→ Your instructions: Starting at the line with "Extract the structured", set down each line of the entries below through the last one, exactly as it stands.
++++ Data shown ++++
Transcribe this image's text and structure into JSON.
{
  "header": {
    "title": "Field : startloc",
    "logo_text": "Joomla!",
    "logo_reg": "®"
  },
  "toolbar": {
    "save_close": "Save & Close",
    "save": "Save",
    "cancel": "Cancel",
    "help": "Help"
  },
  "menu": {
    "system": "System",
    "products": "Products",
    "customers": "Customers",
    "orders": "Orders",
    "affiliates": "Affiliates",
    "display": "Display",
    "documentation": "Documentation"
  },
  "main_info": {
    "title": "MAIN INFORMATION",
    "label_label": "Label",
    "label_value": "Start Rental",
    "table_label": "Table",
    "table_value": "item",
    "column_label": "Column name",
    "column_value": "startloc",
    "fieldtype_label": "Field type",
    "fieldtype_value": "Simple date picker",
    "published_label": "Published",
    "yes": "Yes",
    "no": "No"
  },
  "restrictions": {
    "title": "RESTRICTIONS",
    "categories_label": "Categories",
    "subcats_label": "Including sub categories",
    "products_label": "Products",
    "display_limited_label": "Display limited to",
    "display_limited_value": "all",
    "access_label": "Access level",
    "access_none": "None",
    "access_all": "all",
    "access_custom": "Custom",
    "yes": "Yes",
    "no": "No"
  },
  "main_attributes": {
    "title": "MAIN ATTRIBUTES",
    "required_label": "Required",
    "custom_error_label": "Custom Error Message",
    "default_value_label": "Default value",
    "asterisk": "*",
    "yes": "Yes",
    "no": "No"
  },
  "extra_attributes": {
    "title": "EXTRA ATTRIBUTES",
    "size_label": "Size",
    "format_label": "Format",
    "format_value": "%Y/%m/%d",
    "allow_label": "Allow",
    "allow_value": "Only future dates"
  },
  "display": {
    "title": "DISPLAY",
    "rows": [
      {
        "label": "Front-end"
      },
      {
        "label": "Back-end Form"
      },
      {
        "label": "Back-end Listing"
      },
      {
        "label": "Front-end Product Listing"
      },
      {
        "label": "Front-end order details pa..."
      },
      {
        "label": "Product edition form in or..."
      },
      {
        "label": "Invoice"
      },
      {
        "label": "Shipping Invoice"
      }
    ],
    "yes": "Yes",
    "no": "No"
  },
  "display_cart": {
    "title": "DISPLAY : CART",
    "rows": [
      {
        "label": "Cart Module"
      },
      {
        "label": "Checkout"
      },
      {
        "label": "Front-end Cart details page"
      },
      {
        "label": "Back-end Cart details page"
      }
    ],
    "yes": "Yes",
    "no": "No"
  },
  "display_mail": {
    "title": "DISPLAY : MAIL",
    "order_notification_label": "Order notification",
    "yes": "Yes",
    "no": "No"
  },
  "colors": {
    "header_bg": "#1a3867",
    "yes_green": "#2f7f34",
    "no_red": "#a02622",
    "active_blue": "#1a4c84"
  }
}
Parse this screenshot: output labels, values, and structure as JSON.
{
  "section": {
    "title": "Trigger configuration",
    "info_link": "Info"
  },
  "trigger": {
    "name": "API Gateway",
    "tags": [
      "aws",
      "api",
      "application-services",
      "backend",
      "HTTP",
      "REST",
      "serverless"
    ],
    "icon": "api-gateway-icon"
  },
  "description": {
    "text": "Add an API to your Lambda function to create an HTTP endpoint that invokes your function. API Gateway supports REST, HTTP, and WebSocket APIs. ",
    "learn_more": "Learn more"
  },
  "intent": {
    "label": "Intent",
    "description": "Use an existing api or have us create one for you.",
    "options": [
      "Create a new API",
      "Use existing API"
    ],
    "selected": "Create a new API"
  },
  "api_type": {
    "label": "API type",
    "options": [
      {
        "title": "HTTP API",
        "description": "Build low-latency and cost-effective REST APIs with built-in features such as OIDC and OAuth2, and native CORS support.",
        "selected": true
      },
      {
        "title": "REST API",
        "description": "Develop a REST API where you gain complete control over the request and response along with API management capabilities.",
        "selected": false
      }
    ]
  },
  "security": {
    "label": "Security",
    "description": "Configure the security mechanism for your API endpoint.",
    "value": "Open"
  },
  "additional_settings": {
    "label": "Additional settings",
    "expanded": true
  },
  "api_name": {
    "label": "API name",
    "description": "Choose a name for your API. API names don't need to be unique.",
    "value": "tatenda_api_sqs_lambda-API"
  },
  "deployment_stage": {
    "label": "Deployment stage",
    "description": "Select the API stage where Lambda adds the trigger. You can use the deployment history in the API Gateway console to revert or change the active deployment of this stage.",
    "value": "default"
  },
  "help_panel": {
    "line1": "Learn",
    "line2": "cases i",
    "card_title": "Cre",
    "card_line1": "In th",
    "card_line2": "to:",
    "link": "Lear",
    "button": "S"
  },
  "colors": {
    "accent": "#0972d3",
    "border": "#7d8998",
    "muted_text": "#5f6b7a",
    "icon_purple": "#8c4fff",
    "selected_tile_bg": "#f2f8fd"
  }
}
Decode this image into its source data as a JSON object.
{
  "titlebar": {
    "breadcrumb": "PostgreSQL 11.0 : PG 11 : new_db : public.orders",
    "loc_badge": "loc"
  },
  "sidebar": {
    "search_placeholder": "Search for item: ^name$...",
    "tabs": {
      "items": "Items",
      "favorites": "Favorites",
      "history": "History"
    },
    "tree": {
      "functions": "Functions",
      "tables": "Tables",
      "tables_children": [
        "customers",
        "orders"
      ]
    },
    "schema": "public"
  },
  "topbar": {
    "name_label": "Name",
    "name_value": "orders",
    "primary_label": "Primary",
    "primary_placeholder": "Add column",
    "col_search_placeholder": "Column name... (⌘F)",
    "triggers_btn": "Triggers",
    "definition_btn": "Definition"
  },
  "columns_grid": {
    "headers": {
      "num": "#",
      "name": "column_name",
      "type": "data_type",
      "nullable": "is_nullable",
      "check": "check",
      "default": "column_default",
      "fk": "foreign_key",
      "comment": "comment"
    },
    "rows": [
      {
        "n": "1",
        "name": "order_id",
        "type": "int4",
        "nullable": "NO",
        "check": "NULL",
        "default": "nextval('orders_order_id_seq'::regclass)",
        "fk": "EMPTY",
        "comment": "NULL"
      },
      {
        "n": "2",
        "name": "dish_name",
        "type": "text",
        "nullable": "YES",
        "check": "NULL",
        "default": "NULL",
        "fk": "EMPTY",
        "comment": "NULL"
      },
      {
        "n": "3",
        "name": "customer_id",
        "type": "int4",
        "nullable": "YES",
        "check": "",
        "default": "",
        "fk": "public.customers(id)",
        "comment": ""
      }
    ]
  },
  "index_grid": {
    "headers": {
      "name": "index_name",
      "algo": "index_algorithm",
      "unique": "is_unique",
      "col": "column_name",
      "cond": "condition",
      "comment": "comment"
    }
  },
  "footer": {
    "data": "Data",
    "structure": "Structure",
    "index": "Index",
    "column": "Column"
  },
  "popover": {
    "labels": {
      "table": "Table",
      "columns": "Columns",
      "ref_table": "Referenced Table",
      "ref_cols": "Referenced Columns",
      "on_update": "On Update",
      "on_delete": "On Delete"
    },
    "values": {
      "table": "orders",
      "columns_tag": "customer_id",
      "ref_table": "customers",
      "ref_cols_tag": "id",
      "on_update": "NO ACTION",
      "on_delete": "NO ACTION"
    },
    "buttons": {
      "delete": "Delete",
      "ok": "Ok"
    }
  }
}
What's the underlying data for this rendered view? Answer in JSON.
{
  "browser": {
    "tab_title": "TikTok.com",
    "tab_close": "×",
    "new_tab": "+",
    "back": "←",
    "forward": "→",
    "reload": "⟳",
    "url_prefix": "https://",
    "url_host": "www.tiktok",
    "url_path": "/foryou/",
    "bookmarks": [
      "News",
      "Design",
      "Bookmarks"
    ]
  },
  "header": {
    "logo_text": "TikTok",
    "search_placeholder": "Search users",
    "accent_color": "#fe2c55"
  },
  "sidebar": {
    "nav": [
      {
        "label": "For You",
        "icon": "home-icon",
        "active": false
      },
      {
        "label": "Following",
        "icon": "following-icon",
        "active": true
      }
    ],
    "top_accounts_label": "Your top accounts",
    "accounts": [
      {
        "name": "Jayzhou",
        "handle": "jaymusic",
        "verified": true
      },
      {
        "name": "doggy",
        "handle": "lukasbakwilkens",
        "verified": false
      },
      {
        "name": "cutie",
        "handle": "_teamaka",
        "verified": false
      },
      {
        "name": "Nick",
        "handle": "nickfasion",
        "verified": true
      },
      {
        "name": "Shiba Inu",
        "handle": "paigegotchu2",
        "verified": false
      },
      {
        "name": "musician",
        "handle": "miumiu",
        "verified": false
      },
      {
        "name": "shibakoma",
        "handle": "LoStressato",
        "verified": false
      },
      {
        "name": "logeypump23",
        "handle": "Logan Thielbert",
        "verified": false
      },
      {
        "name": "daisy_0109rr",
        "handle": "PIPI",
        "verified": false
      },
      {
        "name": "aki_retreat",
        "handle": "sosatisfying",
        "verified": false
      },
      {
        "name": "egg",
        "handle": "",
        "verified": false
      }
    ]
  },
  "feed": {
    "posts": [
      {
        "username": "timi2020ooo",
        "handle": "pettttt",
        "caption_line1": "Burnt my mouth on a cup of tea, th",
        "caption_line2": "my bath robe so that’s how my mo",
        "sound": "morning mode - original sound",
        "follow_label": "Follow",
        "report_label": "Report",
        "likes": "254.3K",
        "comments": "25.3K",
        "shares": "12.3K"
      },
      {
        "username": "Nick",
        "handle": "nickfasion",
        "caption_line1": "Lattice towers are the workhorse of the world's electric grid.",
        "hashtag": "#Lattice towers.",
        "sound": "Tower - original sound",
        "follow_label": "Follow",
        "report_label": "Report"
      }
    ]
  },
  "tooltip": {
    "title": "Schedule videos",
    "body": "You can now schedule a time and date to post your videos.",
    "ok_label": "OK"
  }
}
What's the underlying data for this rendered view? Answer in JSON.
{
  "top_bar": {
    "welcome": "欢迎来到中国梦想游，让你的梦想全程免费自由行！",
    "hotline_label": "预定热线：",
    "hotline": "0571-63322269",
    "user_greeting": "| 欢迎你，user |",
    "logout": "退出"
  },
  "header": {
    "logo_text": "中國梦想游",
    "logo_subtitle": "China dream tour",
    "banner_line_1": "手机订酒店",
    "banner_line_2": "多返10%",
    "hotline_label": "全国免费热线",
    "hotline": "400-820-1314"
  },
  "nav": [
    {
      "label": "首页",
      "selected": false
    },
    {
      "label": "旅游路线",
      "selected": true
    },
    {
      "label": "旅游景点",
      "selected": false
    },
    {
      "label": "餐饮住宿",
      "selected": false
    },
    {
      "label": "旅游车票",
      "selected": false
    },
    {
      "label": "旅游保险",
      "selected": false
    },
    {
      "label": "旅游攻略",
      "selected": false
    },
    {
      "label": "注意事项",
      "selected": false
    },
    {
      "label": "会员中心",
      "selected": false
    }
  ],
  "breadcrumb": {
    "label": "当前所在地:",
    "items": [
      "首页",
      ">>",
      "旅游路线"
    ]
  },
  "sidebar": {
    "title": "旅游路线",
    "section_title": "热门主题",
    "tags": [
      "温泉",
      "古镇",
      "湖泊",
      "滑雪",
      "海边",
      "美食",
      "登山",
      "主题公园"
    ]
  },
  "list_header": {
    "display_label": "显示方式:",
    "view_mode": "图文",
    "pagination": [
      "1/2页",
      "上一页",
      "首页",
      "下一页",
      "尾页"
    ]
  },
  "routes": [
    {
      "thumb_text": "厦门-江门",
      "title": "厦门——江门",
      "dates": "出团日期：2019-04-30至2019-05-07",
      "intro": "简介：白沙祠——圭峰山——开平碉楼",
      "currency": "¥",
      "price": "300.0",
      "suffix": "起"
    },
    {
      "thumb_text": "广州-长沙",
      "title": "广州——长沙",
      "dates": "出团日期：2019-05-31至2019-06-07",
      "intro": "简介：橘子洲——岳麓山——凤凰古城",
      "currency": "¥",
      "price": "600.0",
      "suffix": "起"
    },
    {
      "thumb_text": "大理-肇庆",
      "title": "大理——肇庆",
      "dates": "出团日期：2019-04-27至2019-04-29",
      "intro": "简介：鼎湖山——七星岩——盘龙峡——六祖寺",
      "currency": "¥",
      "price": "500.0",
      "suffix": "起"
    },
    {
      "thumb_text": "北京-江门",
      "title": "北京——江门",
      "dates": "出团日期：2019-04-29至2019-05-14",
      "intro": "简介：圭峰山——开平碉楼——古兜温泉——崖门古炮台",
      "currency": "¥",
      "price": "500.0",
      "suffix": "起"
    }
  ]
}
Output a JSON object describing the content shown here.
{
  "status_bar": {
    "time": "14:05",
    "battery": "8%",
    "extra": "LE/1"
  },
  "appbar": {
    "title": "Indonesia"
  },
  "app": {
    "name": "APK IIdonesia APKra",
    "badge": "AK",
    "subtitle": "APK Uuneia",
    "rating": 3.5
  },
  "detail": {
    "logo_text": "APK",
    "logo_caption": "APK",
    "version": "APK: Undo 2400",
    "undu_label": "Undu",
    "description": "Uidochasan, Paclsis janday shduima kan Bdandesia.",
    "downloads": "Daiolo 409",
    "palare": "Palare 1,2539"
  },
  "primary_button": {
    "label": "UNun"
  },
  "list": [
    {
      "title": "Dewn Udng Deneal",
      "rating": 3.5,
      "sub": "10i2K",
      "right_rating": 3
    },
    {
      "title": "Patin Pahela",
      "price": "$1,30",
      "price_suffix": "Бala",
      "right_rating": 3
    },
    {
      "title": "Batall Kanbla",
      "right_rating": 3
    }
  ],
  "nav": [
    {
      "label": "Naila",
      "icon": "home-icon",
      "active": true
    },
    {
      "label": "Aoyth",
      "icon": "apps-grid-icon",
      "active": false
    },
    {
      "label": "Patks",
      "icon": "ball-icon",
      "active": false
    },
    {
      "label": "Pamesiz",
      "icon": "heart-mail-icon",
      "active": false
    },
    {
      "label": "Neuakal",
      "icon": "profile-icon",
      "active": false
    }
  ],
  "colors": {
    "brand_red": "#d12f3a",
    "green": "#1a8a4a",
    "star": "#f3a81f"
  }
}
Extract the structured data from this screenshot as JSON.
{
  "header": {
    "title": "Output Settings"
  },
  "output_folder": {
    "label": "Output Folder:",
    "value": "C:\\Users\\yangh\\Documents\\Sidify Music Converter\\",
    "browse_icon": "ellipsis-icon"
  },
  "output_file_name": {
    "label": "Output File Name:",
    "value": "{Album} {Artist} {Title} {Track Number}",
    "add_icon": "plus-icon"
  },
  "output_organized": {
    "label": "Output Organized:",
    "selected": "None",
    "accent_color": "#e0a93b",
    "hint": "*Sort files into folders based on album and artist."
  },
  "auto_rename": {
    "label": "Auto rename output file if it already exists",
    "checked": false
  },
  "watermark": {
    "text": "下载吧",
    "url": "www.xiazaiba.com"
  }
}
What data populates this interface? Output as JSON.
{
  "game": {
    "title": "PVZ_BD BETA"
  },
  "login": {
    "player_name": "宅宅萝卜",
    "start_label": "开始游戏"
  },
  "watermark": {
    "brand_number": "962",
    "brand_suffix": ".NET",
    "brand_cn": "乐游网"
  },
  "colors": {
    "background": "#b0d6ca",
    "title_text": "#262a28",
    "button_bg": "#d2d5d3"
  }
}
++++
→ Exercise solution:
Extract the structured data from this screenshot as JSON.
{
  "header": {
    "title": "Output Settings"
  },
  "output_folder": {
    "label": "Output Folder:",
    "value": "C:\\Users\\yangh\\Documents\\Sidify Music Converter\\",
    "browse_icon": "ellipsis-icon"
  },
  "output_file_name": {
    "label": "Output File Name:",
    "value": "{Album} {Artist} {Title} {Track Number}",
    "add_icon": "plus-icon"
  },
  "output_organized": {
    "label": "Output Organized:",
    "selected": "None",
    "accent_color": "#e0a93b",
    "hint": "*Sort files into folders based on album and artist."
  },
  "auto_rename": {
    "label": "Auto rename output file if it already exists",
    "checked": false
  },
  "watermark": {
    "text": "下载吧",
    "url": "www.xiazaiba.com"
  }
}
What data populates this interface? Output as JSON.
{
  "game": {
    "title": "PVZ_BD BETA"
  },
  "login": {
    "player_name": "宅宅萝卜",
    "start_label": "开始游戏"
  },
  "watermark": {
    "brand_number": "962",
    "brand_suffix": ".NET",
    "brand_cn": "乐游网"
  },
  "colors": {
    "background": "#b0d6ca",
    "title_text": "#262a28",
    "button_bg": "#d2d5d3"
  }
}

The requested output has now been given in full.